WORK INSTRUCTION:
When you write out the material, keep every line exactly as it is.

DATA FOR ANALYSIS:
******
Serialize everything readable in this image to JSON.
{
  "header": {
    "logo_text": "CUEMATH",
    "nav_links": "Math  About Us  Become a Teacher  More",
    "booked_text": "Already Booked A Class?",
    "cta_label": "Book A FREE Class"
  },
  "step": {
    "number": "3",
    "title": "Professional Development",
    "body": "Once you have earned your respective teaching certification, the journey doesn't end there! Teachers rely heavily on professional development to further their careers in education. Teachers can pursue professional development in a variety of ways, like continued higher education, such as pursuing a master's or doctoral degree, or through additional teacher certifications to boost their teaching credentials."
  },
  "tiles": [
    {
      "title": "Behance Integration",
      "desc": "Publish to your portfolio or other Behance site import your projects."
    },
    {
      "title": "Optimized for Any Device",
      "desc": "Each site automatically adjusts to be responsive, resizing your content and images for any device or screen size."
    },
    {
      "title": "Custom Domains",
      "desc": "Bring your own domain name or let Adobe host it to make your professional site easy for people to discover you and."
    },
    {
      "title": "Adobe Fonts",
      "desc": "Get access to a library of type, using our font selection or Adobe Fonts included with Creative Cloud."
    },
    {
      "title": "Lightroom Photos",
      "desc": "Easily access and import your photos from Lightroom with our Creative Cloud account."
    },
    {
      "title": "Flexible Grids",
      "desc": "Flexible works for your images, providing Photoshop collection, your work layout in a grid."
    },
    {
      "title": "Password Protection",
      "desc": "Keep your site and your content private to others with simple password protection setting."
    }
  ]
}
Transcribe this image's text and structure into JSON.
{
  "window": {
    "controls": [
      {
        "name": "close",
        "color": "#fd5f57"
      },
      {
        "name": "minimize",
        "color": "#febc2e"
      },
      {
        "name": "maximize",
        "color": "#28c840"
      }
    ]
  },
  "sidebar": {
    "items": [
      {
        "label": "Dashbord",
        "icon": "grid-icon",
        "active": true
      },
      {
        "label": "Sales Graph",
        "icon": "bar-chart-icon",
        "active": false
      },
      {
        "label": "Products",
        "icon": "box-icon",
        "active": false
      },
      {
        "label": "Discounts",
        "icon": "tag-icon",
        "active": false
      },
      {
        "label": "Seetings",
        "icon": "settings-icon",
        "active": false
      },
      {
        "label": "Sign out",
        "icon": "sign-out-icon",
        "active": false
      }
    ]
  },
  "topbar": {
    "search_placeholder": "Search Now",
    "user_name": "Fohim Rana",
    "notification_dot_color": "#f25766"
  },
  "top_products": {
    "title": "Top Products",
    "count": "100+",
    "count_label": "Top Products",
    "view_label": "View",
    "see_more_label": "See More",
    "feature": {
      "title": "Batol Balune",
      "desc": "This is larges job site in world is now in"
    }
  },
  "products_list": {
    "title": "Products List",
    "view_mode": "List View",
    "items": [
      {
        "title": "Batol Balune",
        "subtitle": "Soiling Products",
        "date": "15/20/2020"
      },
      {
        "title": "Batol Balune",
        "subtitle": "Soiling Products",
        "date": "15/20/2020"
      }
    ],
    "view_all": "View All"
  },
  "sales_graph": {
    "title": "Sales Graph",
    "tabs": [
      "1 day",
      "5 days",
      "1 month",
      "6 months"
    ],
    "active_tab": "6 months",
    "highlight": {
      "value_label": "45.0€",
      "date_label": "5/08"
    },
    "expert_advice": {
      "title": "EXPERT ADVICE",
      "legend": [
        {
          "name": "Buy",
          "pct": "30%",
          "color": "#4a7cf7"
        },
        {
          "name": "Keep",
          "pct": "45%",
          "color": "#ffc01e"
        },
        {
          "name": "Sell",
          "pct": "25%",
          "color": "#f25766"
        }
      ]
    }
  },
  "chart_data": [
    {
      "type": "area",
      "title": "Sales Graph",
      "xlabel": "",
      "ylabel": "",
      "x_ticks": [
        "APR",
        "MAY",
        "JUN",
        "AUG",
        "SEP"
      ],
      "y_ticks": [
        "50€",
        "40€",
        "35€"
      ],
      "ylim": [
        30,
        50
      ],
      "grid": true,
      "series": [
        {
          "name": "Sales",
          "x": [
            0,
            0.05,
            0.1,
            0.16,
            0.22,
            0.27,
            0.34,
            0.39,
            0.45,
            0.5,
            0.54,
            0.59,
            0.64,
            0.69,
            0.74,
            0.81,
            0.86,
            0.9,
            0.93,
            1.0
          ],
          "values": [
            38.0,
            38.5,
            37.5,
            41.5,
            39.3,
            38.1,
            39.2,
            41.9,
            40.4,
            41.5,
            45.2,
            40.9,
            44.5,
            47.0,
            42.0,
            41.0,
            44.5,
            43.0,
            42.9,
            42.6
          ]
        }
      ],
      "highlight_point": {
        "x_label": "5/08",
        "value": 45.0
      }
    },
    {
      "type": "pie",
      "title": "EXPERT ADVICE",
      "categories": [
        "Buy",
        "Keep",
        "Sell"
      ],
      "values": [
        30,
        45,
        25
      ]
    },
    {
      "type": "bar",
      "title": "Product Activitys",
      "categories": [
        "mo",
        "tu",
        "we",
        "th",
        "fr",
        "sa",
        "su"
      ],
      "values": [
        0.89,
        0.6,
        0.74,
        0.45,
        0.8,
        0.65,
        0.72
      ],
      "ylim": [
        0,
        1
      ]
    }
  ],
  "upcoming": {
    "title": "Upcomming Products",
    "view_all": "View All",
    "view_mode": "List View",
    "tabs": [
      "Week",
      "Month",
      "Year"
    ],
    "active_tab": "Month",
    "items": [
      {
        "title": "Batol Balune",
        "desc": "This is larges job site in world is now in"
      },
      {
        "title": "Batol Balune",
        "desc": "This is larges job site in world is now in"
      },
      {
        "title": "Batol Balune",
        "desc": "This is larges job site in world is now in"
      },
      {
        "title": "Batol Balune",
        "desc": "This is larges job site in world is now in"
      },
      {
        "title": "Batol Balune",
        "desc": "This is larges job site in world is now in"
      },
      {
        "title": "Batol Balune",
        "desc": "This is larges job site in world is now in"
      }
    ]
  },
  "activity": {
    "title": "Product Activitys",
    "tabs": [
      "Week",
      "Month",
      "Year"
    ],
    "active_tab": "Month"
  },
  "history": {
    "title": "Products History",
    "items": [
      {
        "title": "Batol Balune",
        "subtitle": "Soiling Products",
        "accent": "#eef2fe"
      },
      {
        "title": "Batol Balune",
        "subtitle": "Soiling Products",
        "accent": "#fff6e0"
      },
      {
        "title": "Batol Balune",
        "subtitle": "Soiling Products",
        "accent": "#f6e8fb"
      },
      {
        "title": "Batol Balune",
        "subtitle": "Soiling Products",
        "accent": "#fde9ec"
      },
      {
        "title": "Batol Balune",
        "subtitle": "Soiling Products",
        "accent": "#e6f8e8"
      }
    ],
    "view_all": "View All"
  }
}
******
WRITTEN SOLUTION:
Serialize everything readable in this image to JSON.
{
  "header": {
    "logo_text": "CUEMATH",
    "nav_links": "Math  About Us  Become a Teacher  More",
    "booked_text": "Already Booked A Class?",
    "cta_label": "Book A FREE Class"
  },
  "step": {
    "number": "3",
    "title": "Professional Development",
    "body": "Once you have earned your respective teaching certification, the journey doesn't end there! Teachers rely heavily on professional development to further their careers in education. Teachers can pursue professional development in a variety of ways, like continued higher education, such as pursuing a master's or doctoral degree, or through additional teacher certifications to boost their teaching credentials."
  },
  "tiles": [
    {
      "title": "Behance Integration",
      "desc": "Publish to your portfolio or other Behance site import your projects."
    },
    {
      "title": "Optimized for Any Device",
      "desc": "Each site automatically adjusts to be responsive, resizing your content and images for any device or screen size."
    },
    {
      "title": "Custom Domains",
      "desc": "Bring your own domain name or let Adobe host it to make your professional site easy for people to discover you and."
    },
    {
      "title": "Adobe Fonts",
      "desc": "Get access to a library of type, using our font selection or Adobe Fonts included with Creative Cloud."
    },
    {
      "title": "Lightroom Photos",
      "desc": "Easily access and import your photos from Lightroom with our Creative Cloud account."
    },
    {
      "title": "Flexible Grids",
      "desc": "Flexible works for your images, providing Photoshop collection, your work layout in a grid."
    },
    {
      "title": "Password Protection",
      "desc": "Keep your site and your content private to others with simple password protection setting."
    }
  ]
}
Transcribe this image's text and structure into JSON.
{
  "window": {
    "controls": [
      {
        "name": "close",
        "color": "#fd5f57"
      },
      {
        "name": "minimize",
        "color": "#febc2e"
      },
      {
        "name": "maximize",
        "color": "#28c840"
      }
    ]
  },
  "sidebar": {
    "items": [
      {
        "label": "Dashbord",
        "icon": "grid-icon",
        "active": true
      },
      {
        "label": "Sales Graph",
        "icon": "bar-chart-icon",
        "active": false
      },
      {
        "label": "Products",
        "icon": "box-icon",
        "active": false
      },
      {
        "label": "Discounts",
        "icon": "tag-icon",
        "active": false
      },
      {
        "label": "Seetings",
        "icon": "settings-icon",
        "active": false
      },
      {
        "label": "Sign out",
        "icon": "sign-out-icon",
        "active": false
      }
    ]
  },
  "topbar": {
    "search_placeholder": "Search Now",
    "user_name": "Fohim Rana",
    "notification_dot_color": "#f25766"
  },
  "top_products": {
    "title": "Top Products",
    "count": "100+",
    "count_label": "Top Products",
    "view_label": "View",
    "see_more_label": "See More",
    "feature": {
      "title": "Batol Balune",
      "desc": "This is larges job site in world is now in"
    }
  },
  "products_list": {
    "title": "Products List",
    "view_mode": "List View",
    "items": [
      {
        "title": "Batol Balune",
        "subtitle": "Soiling Products",
        "date": "15/20/2020"
      },
      {
        "title": "Batol Balune",
        "subtitle": "Soiling Products",
        "date": "15/20/2020"
      }
    ],
    "view_all": "View All"
  },
  "sales_graph": {
    "title": "Sales Graph",
    "tabs": [
      "1 day",
      "5 days",
      "1 month",
      "6 months"
    ],
    "active_tab": "6 months",
    "highlight": {
      "value_label": "45.0€",
      "date_label": "5/08"
    },
    "expert_advice": {
      "title": "EXPERT ADVICE",
      "legend": [
        {
          "name": "Buy",
          "pct": "30%",
          "color": "#4a7cf7"
        },
        {
          "name": "Keep",
          "pct": "45%",
          "color": "#ffc01e"
        },
        {
          "name": "Sell",
          "pct": "25%",
          "color": "#f25766"
        }
      ]
    }
  },
  "chart_data": [
    {
      "type": "area",
      "title": "Sales Graph",
      "xlabel": "",
      "ylabel": "",
      "x_ticks": [
        "APR",
        "MAY",
        "JUN",
        "AUG",
        "SEP"
      ],
      "y_ticks": [
        "50€",
        "40€",
        "35€"
      ],
      "ylim": [
        30,
        50
      ],
      "grid": true,
      "series": [
        {
          "name": "Sales",
          "x": [
            0,
            0.05,
            0.1,
            0.16,
            0.22,
            0.27,
            0.34,
            0.39,
            0.45,
            0.5,
            0.54,
            0.59,
            0.64,
            0.69,
            0.74,
            0.81,
            0.86,
            0.9,
            0.93,
            1.0
          ],
          "values": [
            38.0,
            38.5,
            37.5,
            41.5,
            39.3,
            38.1,
            39.2,
            41.9,
            40.4,
            41.5,
            45.2,
            40.9,
            44.5,
            47.0,
            42.0,
            41.0,
            44.5,
            43.0,
            42.9,
            42.6
          ]
        }
      ],
      "highlight_point": {
        "x_label": "5/08",
        "value": 45.0
      }
    },
    {
      "type": "pie",
      "title": "EXPERT ADVICE",
      "categories": [
        "Buy",
        "Keep",
        "Sell"
      ],
      "values": [
        30,
        45,
        25
      ]
    },
    {
      "type": "bar",
      "title": "Product Activitys",
      "categories": [
        "mo",
        "tu",
        "we",
        "th",
        "fr",
        "sa",
        "su"
      ],
      "values": [
        0.89,
        0.6,
        0.74,
        0.45,
        0.8,
        0.65,
        0.72
      ],
      "ylim": [
        0,
        1
      ]
    }
  ],
  "upcoming": {
    "title": "Upcomming Products",
    "view_all": "View All",
    "view_mode": "List View",
    "tabs": [
      "Week",
      "Month",
      "Year"
    ],
    "active_tab": "Month",
    "items": [
      {
        "title": "Batol Balune",
        "desc": "This is larges job site in world is now in"
      },
      {
        "title": "Batol Balune",
        "desc": "This is larges job site in world is now in"
      },
      {
        "title": "Batol Balune",
        "desc": "This is larges job site in world is now in"
      },
      {
        "title": "Batol Balune",
        "desc": "This is larges job site in world is now in"
      },
      {
        "title": "Batol Balune",
        "desc": "This is larges job site in world is now in"
      },
      {
        "title": "Batol Balune",
        "desc": "This is larges job site in world is now in"
      }
    ]
  },
  "activity": {
    "title": "Product Activitys",
    "tabs": [
      "Week",
      "Month",
      "Year"
    ],
    "active_tab": "Month"
  },
  "history": {
    "title": "Products History",
    "items": [
      {
        "title": "Batol Balune",
        "subtitle": "Soiling Products",
        "accent": "#eef2fe"
      },
      {
        "title": "Batol Balune",
        "subtitle": "Soiling Products",
        "accent": "#fff6e0"
      },
      {
        "title": "Batol Balune",
        "subtitle": "Soiling Products",
        "accent": "#f6e8fb"
      },
      {
        "title": "Batol Balune",
        "subtitle": "Soiling Products",
        "accent": "#fde9ec"
      },
      {
        "title": "Batol Balune",
        "subtitle": "Soiling Products",
        "accent": "#e6f8e8"
      }
    ],
    "view_all": "View All"
  }
}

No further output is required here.